Work required
Scan the entries below for the word "heading". Copy each line that has it.
Segment Start: Given entries
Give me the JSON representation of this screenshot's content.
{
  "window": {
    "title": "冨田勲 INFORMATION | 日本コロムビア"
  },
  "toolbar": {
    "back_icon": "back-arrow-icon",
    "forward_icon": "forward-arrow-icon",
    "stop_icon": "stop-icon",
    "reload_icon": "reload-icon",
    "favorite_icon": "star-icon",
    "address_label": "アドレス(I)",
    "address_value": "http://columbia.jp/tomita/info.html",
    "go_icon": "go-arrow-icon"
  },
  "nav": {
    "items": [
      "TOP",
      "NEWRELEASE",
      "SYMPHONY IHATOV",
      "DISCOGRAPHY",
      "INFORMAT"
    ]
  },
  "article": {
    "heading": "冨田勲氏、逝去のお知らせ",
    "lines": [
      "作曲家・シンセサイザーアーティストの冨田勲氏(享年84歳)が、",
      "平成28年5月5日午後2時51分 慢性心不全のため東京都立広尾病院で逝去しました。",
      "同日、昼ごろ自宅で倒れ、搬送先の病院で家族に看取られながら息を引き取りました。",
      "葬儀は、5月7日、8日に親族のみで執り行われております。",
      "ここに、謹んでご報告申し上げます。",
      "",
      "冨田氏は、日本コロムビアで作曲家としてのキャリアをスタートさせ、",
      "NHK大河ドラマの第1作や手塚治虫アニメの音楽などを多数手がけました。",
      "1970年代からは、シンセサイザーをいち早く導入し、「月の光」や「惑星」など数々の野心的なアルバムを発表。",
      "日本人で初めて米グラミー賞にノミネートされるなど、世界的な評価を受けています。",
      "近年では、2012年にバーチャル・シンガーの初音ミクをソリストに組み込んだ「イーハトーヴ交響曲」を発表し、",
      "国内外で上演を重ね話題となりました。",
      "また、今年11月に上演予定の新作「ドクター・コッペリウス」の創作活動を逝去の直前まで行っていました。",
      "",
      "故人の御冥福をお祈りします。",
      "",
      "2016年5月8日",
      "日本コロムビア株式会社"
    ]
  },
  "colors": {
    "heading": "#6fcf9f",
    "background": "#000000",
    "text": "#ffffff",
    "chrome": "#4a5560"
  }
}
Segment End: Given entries
Result of this exercise
    "heading": "冨田勲氏、逝去のお知らせ",
    "heading": "#6fcf9f",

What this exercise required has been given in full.